**What needs to be done:** If a line below contains the string "this", return that line.

(Page and application data records)
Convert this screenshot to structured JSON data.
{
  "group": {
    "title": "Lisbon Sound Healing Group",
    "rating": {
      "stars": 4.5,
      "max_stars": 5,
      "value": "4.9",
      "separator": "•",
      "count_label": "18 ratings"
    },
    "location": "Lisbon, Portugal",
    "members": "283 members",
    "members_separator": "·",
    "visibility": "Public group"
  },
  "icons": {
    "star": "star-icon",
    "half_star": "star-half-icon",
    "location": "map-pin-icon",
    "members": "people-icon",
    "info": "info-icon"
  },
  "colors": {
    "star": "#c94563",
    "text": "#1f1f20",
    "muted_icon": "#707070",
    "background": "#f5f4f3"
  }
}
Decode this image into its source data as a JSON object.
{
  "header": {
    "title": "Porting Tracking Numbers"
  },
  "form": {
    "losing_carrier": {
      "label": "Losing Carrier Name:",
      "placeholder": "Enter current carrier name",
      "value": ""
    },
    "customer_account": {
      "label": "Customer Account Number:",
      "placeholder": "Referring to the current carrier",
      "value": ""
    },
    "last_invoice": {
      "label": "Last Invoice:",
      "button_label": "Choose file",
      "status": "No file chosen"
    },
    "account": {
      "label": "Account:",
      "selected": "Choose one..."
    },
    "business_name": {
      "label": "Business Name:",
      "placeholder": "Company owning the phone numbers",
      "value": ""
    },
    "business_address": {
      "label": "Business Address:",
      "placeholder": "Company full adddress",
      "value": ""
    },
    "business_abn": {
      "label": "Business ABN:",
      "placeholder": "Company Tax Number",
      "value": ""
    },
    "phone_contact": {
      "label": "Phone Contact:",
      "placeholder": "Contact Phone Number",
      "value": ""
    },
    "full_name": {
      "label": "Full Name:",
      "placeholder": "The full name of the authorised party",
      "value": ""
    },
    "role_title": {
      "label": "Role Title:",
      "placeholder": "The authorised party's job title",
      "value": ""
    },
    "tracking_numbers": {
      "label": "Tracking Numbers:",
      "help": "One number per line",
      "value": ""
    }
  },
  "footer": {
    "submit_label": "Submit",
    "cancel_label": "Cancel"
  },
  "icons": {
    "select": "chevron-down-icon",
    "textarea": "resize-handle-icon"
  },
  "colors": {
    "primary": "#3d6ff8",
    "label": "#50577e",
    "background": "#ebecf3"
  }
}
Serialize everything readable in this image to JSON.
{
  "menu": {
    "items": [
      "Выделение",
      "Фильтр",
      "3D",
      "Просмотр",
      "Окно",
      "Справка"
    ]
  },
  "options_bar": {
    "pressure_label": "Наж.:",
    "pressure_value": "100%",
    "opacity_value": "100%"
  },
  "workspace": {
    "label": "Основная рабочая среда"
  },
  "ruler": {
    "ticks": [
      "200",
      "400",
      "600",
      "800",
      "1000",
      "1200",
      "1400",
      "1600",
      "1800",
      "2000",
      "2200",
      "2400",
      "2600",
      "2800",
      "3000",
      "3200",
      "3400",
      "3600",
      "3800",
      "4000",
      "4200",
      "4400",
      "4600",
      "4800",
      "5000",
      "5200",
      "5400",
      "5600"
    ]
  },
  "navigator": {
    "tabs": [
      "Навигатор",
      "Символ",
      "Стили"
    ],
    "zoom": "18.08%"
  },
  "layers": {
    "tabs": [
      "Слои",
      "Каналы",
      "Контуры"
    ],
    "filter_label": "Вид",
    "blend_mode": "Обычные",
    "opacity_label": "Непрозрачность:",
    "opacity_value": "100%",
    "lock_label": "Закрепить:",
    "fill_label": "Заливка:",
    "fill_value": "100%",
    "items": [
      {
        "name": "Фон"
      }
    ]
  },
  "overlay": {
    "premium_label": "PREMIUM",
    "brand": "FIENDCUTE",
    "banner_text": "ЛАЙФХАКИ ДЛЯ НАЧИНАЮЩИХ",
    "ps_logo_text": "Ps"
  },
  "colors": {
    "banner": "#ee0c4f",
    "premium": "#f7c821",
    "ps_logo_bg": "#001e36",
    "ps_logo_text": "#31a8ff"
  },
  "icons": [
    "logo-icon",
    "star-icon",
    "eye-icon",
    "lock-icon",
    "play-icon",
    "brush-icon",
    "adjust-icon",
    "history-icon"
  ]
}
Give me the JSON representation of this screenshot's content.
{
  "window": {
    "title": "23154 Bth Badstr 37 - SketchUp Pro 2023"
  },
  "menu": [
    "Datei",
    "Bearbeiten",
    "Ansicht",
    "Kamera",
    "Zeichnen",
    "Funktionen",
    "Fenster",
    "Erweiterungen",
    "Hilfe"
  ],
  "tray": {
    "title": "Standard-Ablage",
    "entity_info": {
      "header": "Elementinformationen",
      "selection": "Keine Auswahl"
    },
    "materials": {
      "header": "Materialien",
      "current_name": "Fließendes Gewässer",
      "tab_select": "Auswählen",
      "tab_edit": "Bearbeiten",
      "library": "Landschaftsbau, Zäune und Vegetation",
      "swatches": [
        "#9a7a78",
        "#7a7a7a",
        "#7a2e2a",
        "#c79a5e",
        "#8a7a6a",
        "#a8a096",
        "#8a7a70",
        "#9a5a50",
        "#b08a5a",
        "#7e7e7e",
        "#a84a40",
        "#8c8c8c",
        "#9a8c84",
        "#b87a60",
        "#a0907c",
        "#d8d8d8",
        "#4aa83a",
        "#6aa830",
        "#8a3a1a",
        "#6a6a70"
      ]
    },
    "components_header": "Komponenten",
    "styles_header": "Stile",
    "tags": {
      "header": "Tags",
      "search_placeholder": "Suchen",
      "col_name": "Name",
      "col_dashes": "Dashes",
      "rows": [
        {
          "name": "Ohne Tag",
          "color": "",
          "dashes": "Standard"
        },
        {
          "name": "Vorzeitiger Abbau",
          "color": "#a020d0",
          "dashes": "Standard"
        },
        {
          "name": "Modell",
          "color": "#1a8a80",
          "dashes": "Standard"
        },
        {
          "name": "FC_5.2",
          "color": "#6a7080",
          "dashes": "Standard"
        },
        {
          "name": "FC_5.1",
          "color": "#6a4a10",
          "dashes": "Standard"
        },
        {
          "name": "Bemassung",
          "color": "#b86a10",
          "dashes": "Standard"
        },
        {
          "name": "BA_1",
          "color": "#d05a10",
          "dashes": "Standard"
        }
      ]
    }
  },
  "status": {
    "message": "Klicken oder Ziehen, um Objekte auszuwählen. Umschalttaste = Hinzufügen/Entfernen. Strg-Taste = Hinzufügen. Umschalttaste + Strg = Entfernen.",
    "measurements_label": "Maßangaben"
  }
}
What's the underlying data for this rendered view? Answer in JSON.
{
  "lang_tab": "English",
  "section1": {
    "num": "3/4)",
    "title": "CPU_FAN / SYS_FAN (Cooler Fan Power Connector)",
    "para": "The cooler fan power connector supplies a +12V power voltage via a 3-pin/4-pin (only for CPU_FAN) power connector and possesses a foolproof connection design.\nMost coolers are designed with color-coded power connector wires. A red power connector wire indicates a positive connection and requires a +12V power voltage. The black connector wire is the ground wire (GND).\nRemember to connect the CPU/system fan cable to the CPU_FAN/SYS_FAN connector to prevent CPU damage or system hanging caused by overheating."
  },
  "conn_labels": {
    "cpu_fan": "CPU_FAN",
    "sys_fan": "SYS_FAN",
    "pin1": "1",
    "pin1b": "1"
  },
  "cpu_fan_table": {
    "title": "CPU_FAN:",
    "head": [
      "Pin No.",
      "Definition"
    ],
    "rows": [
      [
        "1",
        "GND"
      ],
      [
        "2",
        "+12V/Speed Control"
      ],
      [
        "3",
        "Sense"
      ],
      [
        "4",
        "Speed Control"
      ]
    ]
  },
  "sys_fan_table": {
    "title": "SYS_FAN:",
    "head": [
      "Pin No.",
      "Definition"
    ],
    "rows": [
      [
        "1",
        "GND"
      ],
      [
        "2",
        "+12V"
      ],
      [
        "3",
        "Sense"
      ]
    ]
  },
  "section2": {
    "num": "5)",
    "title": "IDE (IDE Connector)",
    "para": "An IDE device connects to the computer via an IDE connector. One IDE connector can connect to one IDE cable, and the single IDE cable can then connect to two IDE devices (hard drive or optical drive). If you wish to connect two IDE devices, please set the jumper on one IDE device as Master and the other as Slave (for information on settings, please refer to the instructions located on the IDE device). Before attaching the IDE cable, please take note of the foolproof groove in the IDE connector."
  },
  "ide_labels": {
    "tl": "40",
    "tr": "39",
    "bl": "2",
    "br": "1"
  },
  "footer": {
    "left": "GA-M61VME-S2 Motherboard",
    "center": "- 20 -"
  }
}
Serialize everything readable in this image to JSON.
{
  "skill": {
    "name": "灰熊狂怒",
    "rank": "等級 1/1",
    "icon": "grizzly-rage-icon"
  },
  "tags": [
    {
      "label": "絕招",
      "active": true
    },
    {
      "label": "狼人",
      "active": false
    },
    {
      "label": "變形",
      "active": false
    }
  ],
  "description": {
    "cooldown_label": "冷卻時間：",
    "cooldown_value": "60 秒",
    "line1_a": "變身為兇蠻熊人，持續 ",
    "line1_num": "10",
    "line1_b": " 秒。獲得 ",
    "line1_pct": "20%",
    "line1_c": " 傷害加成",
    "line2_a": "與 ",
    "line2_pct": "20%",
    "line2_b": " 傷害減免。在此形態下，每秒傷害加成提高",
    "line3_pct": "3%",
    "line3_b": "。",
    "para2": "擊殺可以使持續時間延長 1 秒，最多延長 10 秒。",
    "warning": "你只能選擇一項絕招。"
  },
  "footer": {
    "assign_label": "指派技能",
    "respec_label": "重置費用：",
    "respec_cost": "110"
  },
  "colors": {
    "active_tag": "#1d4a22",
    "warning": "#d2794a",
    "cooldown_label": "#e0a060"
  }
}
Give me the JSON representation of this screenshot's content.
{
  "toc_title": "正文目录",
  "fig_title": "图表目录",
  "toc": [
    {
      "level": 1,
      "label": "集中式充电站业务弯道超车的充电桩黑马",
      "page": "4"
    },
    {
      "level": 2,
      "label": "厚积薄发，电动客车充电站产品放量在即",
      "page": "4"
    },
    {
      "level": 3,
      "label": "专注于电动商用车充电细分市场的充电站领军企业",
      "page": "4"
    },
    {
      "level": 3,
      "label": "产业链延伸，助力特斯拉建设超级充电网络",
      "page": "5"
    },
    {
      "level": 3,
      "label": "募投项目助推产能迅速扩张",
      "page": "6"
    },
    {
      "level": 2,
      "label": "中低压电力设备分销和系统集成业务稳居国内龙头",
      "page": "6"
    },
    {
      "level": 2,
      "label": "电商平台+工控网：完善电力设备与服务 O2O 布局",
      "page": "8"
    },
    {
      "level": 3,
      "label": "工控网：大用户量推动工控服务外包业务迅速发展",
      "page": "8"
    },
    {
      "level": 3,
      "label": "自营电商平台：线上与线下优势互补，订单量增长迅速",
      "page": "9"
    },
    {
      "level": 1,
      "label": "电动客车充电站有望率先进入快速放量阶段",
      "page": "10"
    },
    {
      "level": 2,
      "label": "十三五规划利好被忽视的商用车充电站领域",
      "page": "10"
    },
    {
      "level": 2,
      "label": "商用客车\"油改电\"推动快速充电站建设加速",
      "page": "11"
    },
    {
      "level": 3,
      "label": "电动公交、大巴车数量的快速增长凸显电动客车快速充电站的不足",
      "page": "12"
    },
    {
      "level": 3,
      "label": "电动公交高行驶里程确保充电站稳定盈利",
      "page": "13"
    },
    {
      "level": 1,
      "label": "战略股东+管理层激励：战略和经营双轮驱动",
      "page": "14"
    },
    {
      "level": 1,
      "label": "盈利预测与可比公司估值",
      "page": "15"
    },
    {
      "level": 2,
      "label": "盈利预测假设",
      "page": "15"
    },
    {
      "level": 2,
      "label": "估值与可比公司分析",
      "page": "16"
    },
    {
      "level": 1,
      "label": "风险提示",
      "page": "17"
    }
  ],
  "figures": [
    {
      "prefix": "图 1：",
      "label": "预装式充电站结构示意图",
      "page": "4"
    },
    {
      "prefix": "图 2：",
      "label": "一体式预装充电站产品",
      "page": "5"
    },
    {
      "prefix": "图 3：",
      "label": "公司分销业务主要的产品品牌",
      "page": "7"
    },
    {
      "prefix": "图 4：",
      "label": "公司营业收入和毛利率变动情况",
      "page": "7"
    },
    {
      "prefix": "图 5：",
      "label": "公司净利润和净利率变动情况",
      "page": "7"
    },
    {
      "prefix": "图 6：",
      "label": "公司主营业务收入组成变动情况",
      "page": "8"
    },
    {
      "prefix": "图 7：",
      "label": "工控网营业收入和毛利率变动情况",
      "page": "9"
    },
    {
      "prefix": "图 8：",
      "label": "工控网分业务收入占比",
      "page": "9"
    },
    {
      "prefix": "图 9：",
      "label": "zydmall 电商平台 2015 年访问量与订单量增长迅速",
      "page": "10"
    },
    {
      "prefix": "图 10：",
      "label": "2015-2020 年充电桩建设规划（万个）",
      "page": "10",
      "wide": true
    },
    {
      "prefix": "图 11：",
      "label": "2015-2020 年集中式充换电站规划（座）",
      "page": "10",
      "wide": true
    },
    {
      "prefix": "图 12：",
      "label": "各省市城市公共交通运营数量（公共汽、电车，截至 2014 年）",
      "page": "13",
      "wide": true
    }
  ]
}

**Solution to the exercise:**
Convert this screenshot to structured JSON data.
Decode this image into its source data as a JSON object.
Serialize everything readable in this image to JSON.
Give me the JSON representation of this screenshot's content.
What's the underlying data for this rendered view? Answer in JSON.
Serialize everything readable in this image to JSON.
Give me the JSON representation of this screenshot's content.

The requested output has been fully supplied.